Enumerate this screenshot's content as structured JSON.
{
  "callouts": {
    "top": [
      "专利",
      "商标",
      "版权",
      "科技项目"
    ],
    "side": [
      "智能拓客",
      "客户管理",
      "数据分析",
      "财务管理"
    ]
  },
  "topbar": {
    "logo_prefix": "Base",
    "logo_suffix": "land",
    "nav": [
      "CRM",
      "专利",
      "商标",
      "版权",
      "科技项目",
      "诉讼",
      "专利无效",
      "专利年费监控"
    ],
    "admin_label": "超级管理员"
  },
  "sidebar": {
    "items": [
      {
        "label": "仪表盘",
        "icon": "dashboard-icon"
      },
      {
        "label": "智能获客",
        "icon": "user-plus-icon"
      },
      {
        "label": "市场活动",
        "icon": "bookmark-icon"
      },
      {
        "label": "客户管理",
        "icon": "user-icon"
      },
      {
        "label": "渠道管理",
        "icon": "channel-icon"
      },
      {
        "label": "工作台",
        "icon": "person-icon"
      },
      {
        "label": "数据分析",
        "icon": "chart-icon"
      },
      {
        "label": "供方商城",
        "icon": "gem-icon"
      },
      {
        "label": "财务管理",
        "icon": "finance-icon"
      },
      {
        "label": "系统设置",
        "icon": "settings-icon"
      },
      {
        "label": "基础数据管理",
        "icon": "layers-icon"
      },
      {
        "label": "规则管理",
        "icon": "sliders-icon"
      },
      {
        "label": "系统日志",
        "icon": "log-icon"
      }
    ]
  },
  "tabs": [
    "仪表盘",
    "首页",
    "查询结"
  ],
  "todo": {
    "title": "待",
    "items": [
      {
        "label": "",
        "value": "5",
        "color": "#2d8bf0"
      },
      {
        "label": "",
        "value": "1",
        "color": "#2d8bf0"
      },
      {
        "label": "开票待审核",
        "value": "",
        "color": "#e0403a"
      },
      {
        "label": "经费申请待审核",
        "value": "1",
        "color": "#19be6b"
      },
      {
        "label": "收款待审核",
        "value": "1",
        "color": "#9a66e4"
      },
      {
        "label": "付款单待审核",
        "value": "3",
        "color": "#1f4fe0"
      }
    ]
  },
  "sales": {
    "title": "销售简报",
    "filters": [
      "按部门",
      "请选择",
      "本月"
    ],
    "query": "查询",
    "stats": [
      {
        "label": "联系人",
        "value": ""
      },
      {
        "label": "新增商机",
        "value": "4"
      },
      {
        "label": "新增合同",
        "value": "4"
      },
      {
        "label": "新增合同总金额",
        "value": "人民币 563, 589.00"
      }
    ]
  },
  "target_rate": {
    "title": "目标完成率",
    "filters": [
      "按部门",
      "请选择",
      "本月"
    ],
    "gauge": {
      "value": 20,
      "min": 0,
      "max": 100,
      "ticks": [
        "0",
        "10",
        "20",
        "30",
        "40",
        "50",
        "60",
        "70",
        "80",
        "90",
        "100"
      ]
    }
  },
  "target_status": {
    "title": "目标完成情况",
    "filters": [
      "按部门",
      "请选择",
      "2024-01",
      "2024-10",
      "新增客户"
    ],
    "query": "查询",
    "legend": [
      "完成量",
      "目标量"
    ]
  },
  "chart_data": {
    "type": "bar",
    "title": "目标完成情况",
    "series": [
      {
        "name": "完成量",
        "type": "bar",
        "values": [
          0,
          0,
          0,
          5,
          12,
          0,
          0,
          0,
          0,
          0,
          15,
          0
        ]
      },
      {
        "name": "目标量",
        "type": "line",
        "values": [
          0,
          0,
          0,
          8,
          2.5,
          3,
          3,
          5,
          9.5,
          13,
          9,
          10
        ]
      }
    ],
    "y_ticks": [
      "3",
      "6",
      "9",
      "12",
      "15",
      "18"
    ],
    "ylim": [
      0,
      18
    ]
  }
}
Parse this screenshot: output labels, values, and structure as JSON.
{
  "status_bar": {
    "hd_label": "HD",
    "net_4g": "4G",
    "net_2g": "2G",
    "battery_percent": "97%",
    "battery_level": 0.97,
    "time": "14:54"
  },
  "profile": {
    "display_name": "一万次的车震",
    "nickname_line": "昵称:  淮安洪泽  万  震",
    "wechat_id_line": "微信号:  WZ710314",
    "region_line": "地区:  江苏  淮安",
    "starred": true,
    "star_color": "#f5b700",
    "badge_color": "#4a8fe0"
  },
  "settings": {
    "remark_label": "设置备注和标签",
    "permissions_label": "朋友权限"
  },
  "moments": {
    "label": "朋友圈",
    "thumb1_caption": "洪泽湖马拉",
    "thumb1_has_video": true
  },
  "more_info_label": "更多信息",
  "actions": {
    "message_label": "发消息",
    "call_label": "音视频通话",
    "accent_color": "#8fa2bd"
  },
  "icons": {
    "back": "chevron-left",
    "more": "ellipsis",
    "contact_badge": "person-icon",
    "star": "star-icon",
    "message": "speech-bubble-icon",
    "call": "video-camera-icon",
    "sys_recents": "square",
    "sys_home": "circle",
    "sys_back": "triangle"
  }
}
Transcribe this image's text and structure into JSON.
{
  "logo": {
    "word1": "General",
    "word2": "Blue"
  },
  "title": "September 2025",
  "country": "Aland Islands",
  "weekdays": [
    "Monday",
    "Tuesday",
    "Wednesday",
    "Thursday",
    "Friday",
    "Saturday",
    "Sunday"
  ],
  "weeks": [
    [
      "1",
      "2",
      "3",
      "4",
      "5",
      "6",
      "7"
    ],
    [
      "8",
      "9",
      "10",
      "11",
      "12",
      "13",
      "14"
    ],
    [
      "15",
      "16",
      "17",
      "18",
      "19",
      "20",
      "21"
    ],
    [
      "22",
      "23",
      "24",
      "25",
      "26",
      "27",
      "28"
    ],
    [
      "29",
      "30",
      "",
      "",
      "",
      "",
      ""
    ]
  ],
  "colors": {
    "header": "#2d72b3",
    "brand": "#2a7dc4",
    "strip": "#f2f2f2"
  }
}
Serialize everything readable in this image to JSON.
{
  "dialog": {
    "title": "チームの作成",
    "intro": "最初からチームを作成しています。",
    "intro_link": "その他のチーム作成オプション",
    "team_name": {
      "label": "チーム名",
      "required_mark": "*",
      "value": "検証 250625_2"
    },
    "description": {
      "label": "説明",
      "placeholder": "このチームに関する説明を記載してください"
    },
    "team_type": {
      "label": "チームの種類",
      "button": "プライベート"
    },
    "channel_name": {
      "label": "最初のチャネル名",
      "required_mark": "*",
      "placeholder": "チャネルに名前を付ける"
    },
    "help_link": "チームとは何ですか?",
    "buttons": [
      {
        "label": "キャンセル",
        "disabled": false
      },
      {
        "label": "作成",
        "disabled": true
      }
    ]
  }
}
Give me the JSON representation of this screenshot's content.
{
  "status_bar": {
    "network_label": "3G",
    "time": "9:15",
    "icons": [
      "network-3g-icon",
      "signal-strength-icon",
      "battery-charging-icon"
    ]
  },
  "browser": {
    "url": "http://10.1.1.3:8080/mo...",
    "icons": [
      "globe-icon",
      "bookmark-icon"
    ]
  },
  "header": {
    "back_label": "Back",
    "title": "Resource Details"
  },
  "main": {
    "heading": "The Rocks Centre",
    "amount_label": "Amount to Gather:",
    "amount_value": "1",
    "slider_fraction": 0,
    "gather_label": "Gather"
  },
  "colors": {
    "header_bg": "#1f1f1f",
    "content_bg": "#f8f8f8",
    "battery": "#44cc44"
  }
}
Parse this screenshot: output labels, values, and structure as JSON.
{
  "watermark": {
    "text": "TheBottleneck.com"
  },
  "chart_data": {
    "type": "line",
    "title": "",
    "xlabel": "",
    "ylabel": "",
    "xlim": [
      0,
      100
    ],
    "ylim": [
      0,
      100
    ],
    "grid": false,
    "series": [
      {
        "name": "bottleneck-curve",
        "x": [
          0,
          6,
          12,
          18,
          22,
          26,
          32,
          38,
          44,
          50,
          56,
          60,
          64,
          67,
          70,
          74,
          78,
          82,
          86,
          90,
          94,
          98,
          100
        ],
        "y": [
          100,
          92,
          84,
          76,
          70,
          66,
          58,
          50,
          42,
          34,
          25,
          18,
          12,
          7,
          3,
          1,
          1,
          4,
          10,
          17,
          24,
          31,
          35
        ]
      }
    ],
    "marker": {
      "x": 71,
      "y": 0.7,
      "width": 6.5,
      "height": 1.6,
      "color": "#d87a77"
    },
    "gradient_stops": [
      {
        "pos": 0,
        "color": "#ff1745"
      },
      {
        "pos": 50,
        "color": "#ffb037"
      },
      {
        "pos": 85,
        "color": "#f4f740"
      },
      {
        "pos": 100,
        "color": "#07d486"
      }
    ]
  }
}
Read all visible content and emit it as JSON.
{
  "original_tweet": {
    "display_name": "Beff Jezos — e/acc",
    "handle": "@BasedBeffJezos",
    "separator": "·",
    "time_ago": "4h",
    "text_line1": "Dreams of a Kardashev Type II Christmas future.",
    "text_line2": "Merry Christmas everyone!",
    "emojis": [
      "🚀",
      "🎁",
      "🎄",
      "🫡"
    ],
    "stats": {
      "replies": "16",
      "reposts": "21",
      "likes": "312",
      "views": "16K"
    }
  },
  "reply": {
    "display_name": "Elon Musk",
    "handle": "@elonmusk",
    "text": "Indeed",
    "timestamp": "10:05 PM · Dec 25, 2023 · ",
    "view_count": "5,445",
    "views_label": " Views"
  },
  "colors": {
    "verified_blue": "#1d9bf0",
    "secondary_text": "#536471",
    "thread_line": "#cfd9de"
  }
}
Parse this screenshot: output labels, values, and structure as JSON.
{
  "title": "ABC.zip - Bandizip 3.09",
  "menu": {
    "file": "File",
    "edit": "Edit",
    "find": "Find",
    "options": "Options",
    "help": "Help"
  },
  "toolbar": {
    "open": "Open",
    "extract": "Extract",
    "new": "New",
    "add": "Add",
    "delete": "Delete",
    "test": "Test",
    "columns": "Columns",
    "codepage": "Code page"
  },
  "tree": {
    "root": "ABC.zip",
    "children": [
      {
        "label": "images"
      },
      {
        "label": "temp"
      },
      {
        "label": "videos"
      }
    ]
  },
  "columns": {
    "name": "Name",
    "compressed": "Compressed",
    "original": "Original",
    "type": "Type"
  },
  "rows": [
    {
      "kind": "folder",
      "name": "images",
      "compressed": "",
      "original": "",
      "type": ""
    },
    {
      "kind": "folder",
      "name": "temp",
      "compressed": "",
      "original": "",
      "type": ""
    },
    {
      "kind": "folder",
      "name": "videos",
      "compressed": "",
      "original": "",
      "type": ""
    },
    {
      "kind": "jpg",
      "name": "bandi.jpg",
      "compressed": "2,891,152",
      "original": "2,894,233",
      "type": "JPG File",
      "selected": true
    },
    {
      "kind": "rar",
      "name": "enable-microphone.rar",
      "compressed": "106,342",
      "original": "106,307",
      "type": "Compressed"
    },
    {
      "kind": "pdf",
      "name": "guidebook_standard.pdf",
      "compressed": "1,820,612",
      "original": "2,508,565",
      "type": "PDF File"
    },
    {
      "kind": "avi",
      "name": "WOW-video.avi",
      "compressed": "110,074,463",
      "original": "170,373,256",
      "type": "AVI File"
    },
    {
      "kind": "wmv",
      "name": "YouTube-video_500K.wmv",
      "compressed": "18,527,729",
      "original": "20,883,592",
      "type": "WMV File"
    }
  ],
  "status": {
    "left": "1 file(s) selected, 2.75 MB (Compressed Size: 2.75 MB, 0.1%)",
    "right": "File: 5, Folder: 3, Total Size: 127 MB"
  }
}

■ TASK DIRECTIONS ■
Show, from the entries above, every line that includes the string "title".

■ TASK RESULT ■
    "title": "待",
    "title": "销售简报",
    "title": "目标完成率",
    "title": "目标完成情况",
    "title": "目标完成情况",
  "title": "September 2025",
    "title": "チームの作成",
    "title": "Resource Details"
    "title": "",
  "title": "ABC.zip - Bandizip 3.09",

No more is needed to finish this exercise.